The Way of all Animal Powers



    In theory, Zu is an improvisational jazz trio, though the musicians often deliver a rock feel that, without the benefit of guitar, is hit or miss. On “Tomaraya Is Our Elvis,” which opens the generally noisy, free-jazz set of The Way of All Animal Powers, the band blurts out Beafheart-esque jazz metal, and I imagine its repetitious grinding main riff will stay with me long after some of the other tracks are forgotten. Massimo Pupillo’s bass clearly drives the menace here, though drummer Jacopo Battaglia and Luca T Mai on sax hint at some of the mayhem they will be causing later on.


    “The Aftermath” is also memorable, with a funereal but anxious drone slowly becoming more manic until the song becomes an exercise in sustained tension, as is “The Witch Herbalist Of The Remote Town,” a jittery carnival burst of dirty sensual energy. “Shape Shifting,” “Things Fall Apart,” and “Farewell to the Species” are the kind of spastic tunes you’d expect when you hear a label like free jazz/improv/metal: wild, but expected to be.
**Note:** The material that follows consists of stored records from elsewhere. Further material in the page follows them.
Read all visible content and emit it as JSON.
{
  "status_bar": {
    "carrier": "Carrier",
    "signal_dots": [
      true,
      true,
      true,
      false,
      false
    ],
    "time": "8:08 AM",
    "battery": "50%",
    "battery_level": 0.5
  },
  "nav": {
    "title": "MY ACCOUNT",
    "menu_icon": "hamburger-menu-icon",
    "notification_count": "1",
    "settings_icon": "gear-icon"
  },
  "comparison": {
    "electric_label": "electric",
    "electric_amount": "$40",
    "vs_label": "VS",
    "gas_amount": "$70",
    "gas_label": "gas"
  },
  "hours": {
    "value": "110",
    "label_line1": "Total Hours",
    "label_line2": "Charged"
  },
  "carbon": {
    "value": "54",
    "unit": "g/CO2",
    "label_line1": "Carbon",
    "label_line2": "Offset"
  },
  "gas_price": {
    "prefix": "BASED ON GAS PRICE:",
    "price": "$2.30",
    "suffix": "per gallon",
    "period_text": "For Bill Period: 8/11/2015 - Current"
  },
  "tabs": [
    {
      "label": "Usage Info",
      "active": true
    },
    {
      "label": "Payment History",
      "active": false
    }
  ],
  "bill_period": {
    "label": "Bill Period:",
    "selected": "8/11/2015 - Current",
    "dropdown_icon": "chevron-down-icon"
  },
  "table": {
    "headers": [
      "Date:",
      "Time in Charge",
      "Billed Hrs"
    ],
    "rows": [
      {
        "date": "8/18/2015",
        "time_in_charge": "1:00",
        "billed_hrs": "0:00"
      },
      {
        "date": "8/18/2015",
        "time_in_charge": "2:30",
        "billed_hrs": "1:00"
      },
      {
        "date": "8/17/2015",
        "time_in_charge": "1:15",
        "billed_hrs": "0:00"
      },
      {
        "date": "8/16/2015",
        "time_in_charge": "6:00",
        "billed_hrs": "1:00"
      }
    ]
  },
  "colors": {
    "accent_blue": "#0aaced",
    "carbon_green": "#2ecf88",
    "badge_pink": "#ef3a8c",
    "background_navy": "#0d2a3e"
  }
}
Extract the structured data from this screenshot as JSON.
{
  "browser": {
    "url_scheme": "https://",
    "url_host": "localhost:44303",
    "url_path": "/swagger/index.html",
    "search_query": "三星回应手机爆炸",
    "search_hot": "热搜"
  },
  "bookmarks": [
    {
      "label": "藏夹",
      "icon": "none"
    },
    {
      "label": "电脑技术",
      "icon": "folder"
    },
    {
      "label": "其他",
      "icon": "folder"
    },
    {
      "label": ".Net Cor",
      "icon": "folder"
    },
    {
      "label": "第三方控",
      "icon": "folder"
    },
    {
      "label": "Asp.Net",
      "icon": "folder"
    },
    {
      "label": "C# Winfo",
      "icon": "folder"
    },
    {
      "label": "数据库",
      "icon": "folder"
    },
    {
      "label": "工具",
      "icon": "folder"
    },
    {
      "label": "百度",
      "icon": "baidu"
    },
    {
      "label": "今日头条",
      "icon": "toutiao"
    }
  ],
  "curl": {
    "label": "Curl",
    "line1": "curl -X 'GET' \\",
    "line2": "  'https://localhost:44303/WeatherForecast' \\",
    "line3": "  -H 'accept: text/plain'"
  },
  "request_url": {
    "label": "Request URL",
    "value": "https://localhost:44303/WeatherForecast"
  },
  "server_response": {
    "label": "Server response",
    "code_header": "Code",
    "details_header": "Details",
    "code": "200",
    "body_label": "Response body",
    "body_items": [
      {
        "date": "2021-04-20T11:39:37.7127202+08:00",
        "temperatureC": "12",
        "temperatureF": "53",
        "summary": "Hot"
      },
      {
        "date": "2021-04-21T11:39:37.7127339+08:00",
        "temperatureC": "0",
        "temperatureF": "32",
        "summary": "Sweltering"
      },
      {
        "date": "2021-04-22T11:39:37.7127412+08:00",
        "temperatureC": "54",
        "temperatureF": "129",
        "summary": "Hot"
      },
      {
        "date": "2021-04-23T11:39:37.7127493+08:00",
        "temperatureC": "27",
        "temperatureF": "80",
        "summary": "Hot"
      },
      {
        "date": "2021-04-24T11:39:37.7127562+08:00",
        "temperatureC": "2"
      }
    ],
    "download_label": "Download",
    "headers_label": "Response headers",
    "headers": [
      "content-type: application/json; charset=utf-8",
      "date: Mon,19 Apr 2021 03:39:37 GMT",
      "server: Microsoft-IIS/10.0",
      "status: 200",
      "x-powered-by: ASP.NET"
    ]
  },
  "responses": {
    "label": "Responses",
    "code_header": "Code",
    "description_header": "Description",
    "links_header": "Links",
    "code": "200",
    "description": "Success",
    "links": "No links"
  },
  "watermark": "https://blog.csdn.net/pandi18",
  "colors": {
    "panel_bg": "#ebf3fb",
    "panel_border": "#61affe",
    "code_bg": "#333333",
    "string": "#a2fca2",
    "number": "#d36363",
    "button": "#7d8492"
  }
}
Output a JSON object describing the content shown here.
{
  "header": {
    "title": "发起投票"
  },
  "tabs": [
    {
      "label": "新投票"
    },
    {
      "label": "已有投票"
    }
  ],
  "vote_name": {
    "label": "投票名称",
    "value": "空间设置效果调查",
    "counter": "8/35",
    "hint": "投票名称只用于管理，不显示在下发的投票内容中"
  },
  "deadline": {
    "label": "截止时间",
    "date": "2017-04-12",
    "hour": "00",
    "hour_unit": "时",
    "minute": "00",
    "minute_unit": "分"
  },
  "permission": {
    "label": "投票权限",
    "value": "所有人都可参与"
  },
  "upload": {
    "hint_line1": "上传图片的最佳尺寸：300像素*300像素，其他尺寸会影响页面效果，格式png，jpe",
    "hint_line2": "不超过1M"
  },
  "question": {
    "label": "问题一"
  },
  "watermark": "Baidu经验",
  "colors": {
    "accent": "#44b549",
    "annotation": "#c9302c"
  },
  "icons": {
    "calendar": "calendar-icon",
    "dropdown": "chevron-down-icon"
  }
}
    It would have been far better to end The Way of all Animal Powers with “A Fortress Against Shadows,” the penultimate track that slogs along with odd spiritual power, like a hungpver klesmer band tuning up at dawn. The final track, “Every Seagull Knows,” tries too hard to be weird metal, and instead sounds like a Dr. Demento outtake. Zu certainly have the chops, and the soul to dig deep when they feel the mojo, but too often they shoot themselves in the foot by trying to be too cute. (In general, only sci-fi fans have cornier humor than jazzmen.)